- In high-risk sports, there are a ball, puck, bat, stick, racquet, or body contact. Examples of high-risk sports are baseball, basketball, hockey, football, lacrosse, tennis and other racquet sports, fencing, and water polo.
- Very-high-risk sports there is no use of eye protectors. Examples of very-high-risk sports are boxing, wrestling, and contact martial arts. Boxing and full-contact martial arts pose an extremely high risk of serious and even blinding eye injuries. Currently, there is no satisfactory eye protection for boxing. However, thumbless gloves may reduce the number of boxing eye injuries.
Most Common Types Of Sports-Related Eye Injuries
Basketball is the leading cause of sports-related eye injuries in the United States. The others, in order of occurrence, are baseball, softball, airsoft rifles, pellet guns, racquetball, and hockey. Corneal abrasion, a finger in the eye, is the most common cause of a sports-related eye injury. Other types of eye injuries are blunt trauma, penetrating injuries, and radiation injury from sunlight.
When something hits the eye during a sporting event there is a potential for blunt trauma.

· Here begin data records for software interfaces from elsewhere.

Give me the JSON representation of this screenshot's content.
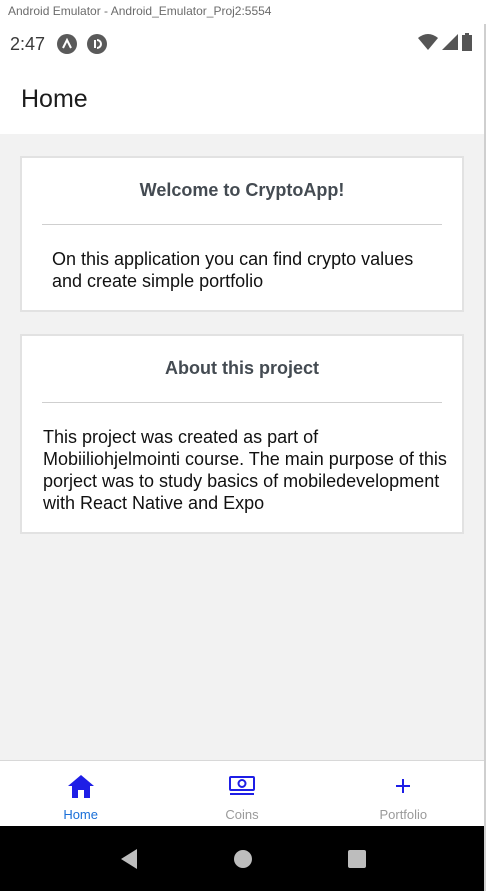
{
  "window": {
    "title": "Android Emulator - Android_Emulator_Proj2:5554"
  },
  "status_bar": {
    "time": "2:47",
    "left_icons": [
      "expo-icon",
      "app-notification-icon"
    ],
    "right_icons": [
      "wifi-icon",
      "cellular-signal-icon",
      "battery-icon"
    ]
  },
  "app_bar": {
    "title": "Home"
  },
  "cards": [
    {
      "title": "Welcome to CryptoApp!",
      "body": "On this application you can find crypto values and create simple portfolio"
    },
    {
      "title": "About this project",
      "body": "This project was created as part of Mobiiliohjelmointi course. The main purpose of this porject was to study basics of mobiledevelopment with React Native and Expo"
    }
  ],
  "tabs": [
    {
      "label": "Home",
      "icon": "home-icon",
      "active": true
    },
    {
      "label": "Coins",
      "icon": "money-icon",
      "active": false
    },
    {
      "label": "Portfolio",
      "icon": "plus-icon",
      "active": false
    }
  ],
  "colors": {
    "accent_tab_icon": "#1e1ee6",
    "active_label": "#1a6fd8",
    "inactive_label": "#9a9a9a",
    "background": "#f2f2f2"
  },
  "nav_buttons": [
    "back-icon",
    "home-circle-icon",
    "overview-icon"
  ]
}
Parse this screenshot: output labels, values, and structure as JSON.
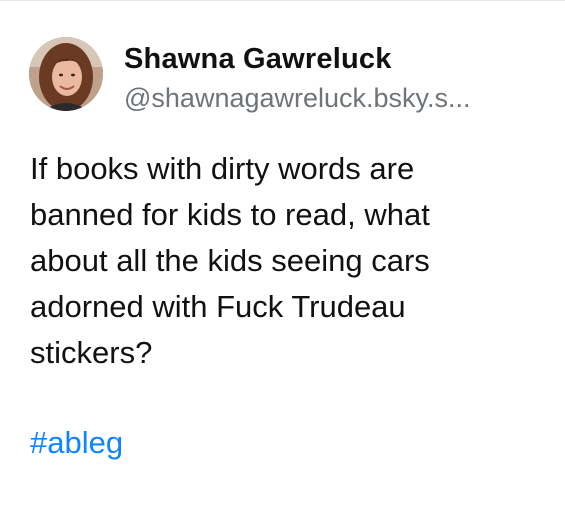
{
  "author": {
    "display_name": "Shawna Gawreluck",
    "handle": "@shawnagawreluck.bsky.s..."
  },
  "post": {
    "lines": [
      "If books with dirty words are",
      "banned for kids to read, what",
      "about all the kids seeing cars",
      "adorned with Fuck Trudeau",
      "stickers?"
    ],
    "hashtag": "#ableg"
  },
  "colors": {
    "link": "#1185fe",
    "handle": "#6f7479",
    "text": "#111111",
    "background": "#ffffff"
  }
}
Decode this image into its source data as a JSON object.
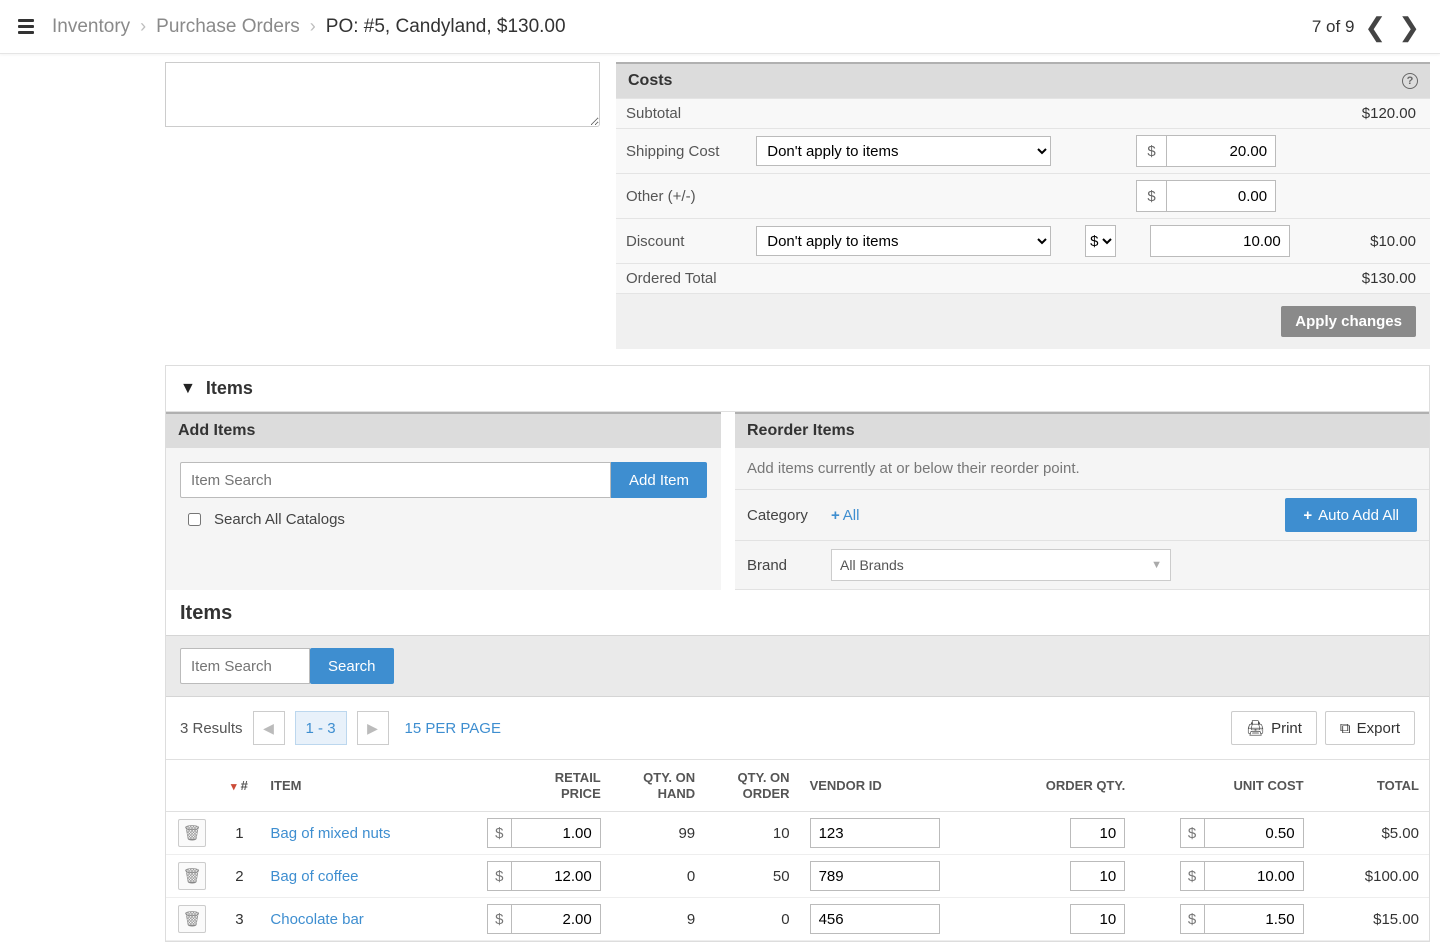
{
  "breadcrumb": {
    "root": "Inventory",
    "mid": "Purchase Orders",
    "current": "PO:  #5, Candyland, $130.00"
  },
  "pager": {
    "text": "7 of 9"
  },
  "costs": {
    "header": "Costs",
    "rows": {
      "subtotal_label": "Subtotal",
      "subtotal_value": "$120.00",
      "shipping_label": "Shipping Cost",
      "shipping_option": "Don't apply to items",
      "shipping_amount": "20.00",
      "other_label": "Other (+/-)",
      "other_amount": "0.00",
      "discount_label": "Discount",
      "discount_option": "Don't apply to items",
      "discount_type": "$",
      "discount_amount": "10.00",
      "discount_value": "$10.00",
      "ordered_total_label": "Ordered Total",
      "ordered_total_value": "$130.00"
    },
    "apply_btn": "Apply changes",
    "currency": "$"
  },
  "items_section": {
    "title": "Items",
    "add_items": {
      "header": "Add Items",
      "placeholder": "Item Search",
      "button": "Add Item",
      "checkbox_label": "Search All Catalogs"
    },
    "reorder_items": {
      "header": "Reorder Items",
      "hint": "Add items currently at or below their reorder point.",
      "category_label": "Category",
      "category_all": "All",
      "brand_label": "Brand",
      "brand_value": "All Brands",
      "auto_add": "Auto Add All"
    },
    "items_sub_header": "Items",
    "search_placeholder": "Item Search",
    "search_button": "Search",
    "results_text": "3 Results",
    "page_range": "1 - 3",
    "per_page": "15 PER PAGE",
    "print": "Print",
    "export": "Export",
    "columns": {
      "num": "#",
      "item": "ITEM",
      "retail": "RETAIL PRICE",
      "qty_hand": "QTY. ON HAND",
      "qty_order": "QTY. ON ORDER",
      "vendor": "VENDOR ID",
      "order_qty": "ORDER QTY.",
      "unit_cost": "UNIT COST",
      "total": "TOTAL"
    },
    "rows": [
      {
        "n": "1",
        "name": "Bag of mixed nuts",
        "retail": "1.00",
        "hand": "99",
        "on_order": "10",
        "vendor": "123",
        "order_qty": "10",
        "unit_cost": "0.50",
        "total": "$5.00"
      },
      {
        "n": "2",
        "name": "Bag of coffee",
        "retail": "12.00",
        "hand": "0",
        "on_order": "50",
        "vendor": "789",
        "order_qty": "10",
        "unit_cost": "10.00",
        "total": "$100.00"
      },
      {
        "n": "3",
        "name": "Chocolate bar",
        "retail": "2.00",
        "hand": "9",
        "on_order": "0",
        "vendor": "456",
        "order_qty": "10",
        "unit_cost": "1.50",
        "total": "$15.00"
      }
    ]
  }
}
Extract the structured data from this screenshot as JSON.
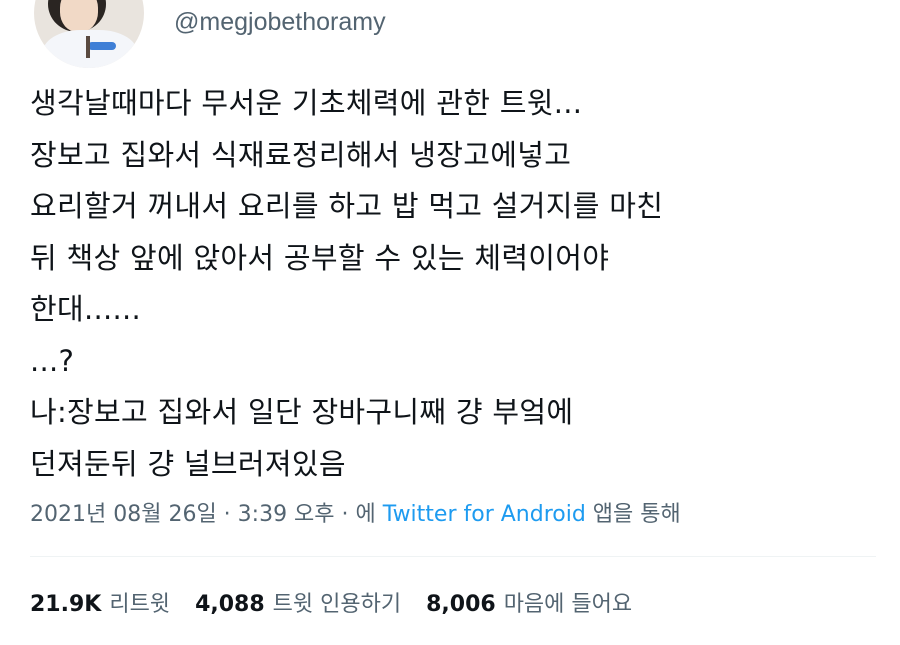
{
  "user": {
    "handle": "@megjobethoramy"
  },
  "tweet": {
    "lines": [
      "생각날때마다 무서운 기초체력에 관한 트윗...",
      "장보고 집와서 식재료정리해서 냉장고에넣고",
      "요리할거 꺼내서 요리를 하고 밥 먹고 설거지를 마친",
      "뒤 책상 앞에 앉아서 공부할 수 있는 체력이어야",
      "한대......",
      "...?",
      "나:장보고 집와서 일단 장바구니째 걍 부엌에",
      "던져둔뒤 걍 널브러져있음"
    ]
  },
  "meta": {
    "datetime": "2021년 08월 26일 · 3:39 오후 · 에 ",
    "source": "Twitter for Android",
    "suffix": " 앱을 통해"
  },
  "stats": {
    "retweets": {
      "count": "21.9K",
      "label": "리트윗"
    },
    "quotes": {
      "count": "4,088",
      "label": "트윗 인용하기"
    },
    "likes": {
      "count": "8,006",
      "label": "마음에 들어요"
    }
  },
  "colors": {
    "text": "#0f1419",
    "secondary": "#536471",
    "link": "#1d9bf0",
    "divider": "#eff3f4"
  }
}
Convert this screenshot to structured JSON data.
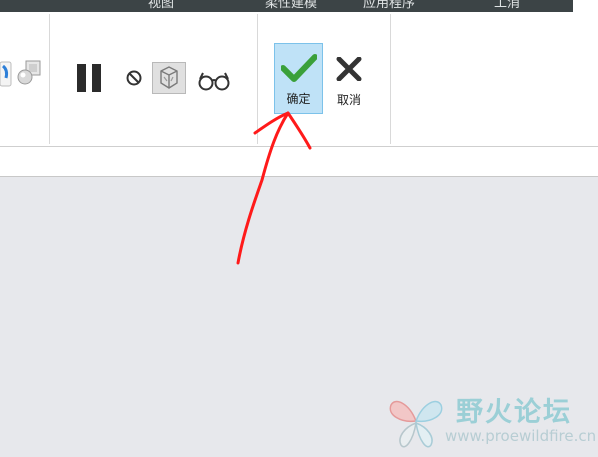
{
  "menu": {
    "items": [
      "视图",
      "柔性建模",
      "应用程序",
      "工消"
    ]
  },
  "toolbar": {
    "ok_label": "确定",
    "cancel_label": "取消"
  },
  "annotation": {
    "color": "#ff1a1a"
  },
  "watermark": {
    "title": "野火论坛",
    "url": "www.proewildfire.cn"
  },
  "colors": {
    "accent_ok_bg": "#bfe2f7",
    "accent_ok_border": "#7cc2ea",
    "check_green": "#3aa03a",
    "canvas_bg": "#e7e8ec"
  }
}
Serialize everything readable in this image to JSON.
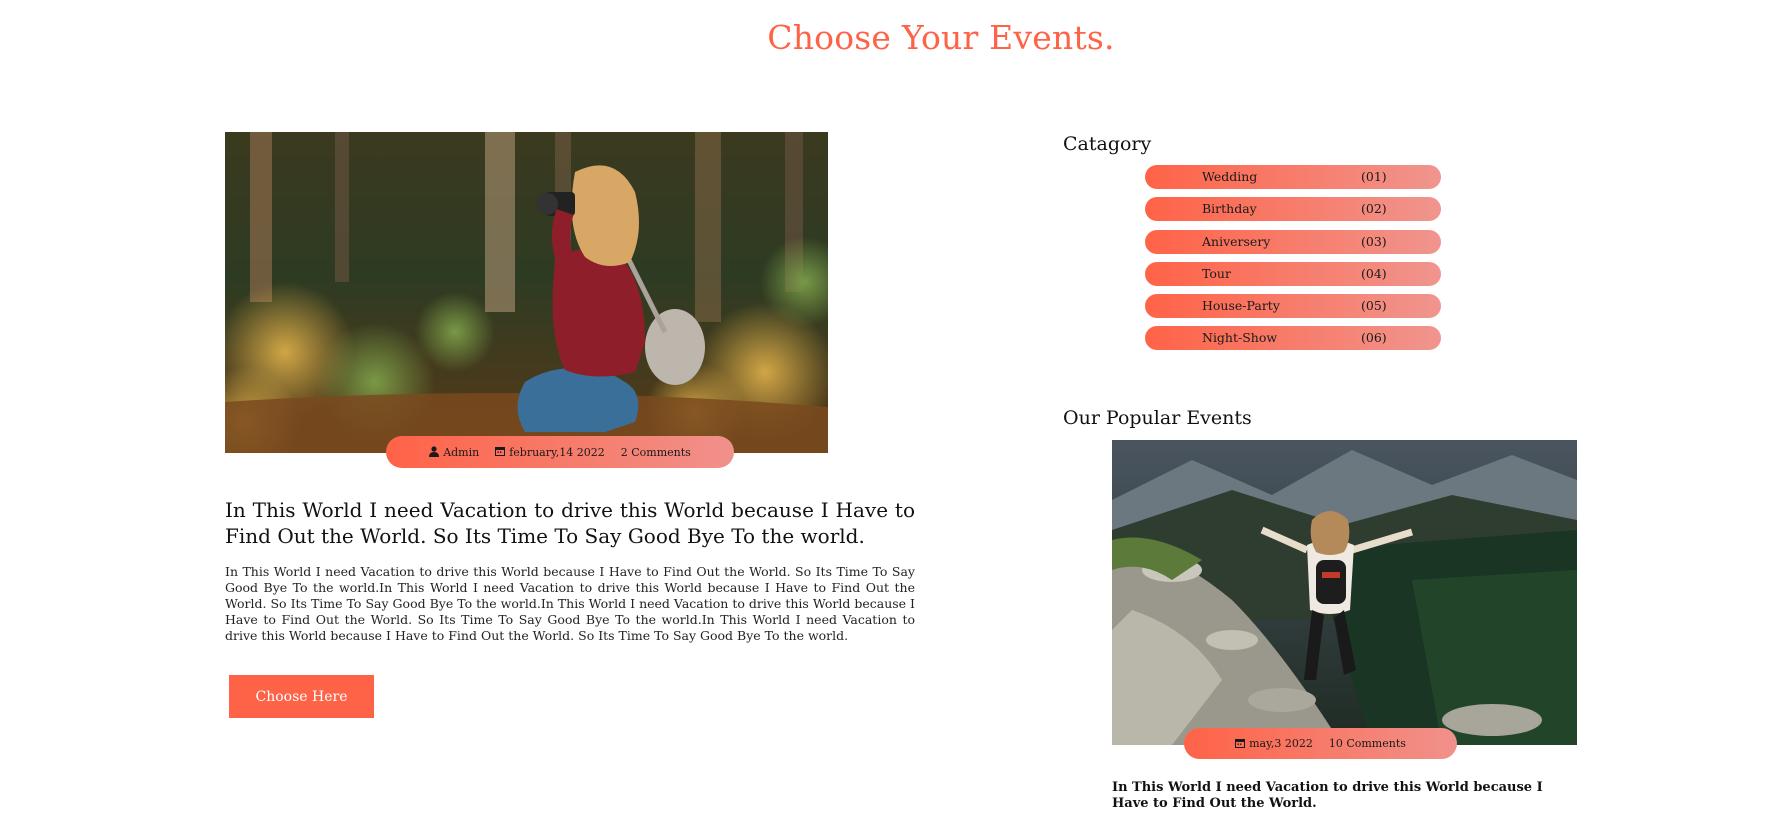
{
  "page": {
    "title": "Choose Your Events."
  },
  "main_post": {
    "image_alt": "Woman photographing in a forest",
    "meta": {
      "author_icon": "user-icon",
      "author": "Admin",
      "date_icon": "calendar-icon",
      "date": "february,14 2022",
      "comments": "2 Comments"
    },
    "heading": "In This World I need Vacation to drive this World because I Have to Find Out the World. So Its Time To Say Good Bye To the world.",
    "body": "In This World I need Vacation to drive this World because I Have to Find Out the World. So Its Time To Say Good Bye To the world.In This World I need Vacation to drive this World because I Have to Find Out the World. So Its Time To Say Good Bye To the world.In This World I need Vacation to drive this World because I Have to Find Out the World. So Its Time To Say Good Bye To the world.In This World I need Vacation to drive this World because I Have to Find Out the World. So Its Time To Say Good Bye To the world.",
    "button_label": "Choose Here"
  },
  "sidebar": {
    "category_title": "Catagory",
    "categories": [
      {
        "name": "Wedding",
        "count": "(01)"
      },
      {
        "name": "Birthday",
        "count": "(02)"
      },
      {
        "name": "Aniversery",
        "count": "(03)"
      },
      {
        "name": "Tour",
        "count": "(04)"
      },
      {
        "name": "House-Party",
        "count": "(05)"
      },
      {
        "name": "Night-Show",
        "count": "(06)"
      }
    ],
    "popular_title": "Our Popular Events",
    "popular_post": {
      "image_alt": "Woman hiking down a rocky mountain trail",
      "meta": {
        "date_icon": "calendar-icon",
        "date": "may,3 2022",
        "comments": "10 Comments"
      },
      "heading": "In This World I need Vacation to drive this World because I Have to Find Out the World."
    }
  },
  "colors": {
    "accent": "#ff6347",
    "accent_light": "#f0918b"
  }
}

Blunt trauma causes some serious injuries like
- orbital blowout fracture (a broken bone under the eyeball)
- a ruptured globe (broken eyeball),
- a detached retina.
- The bruising of the eye and eyelid (“black eye”) looks bad but usually is a less serious injury.
A cut into the eye, a penetrating injury, may occur and these injuries are not very common. A penetrating injury can occur while playing sports and your eyeglasses break while you are wearing them, or you get a scratch in your eye from another person’s finger. Injuries range from mild to deep cuts. A fishing hook can result in penetrating eye injuries. Sports such as snow skiing and water skiing, and other water sports can result in radiation injuries due to exposure to the ultraviolet light from the sun.
What Can You Do To Protect Your Eyes When Playing Sports
First and most important is that you protect your eyes when participating in sporting activities that present a risk to your eyes’ safety. Always consult with your eye doctor to get insights on how you can protect your eyes. Wearing eye protection can significantly reduce or eliminate the number, and severity of eye injuries.
- Your doctor can also provide feedback on 3-mm polycarbonate lenses which is for protective sports eyewear. Polycarbonate lenses are impact-resistant, and the lightest and thinnest lenses available. The lenses are available in plain and prescription forms.
- You must never wear protective devices without lenses. It is important to note that contact lenses and sunglasses will not protect your eyes from blunt or penetrating injuries.
- Your eyes are still exposed to an opponent’s fingers or other sports equipment. when wearing a helmet or faceguard. They do not provide 100% protection because the helmet may come off and therefore leaving your eyes susceptible to injuries.
If you currently have vision loss in one eye you should seriously consider if it’s worth the risk of participating in high-risk sports activities that could result in injuring the other eye. Always check with your ophthalmologist to get recommendations for the appropriate eye protection and advice on whether you should participate in any high-impact or other high-risk sports.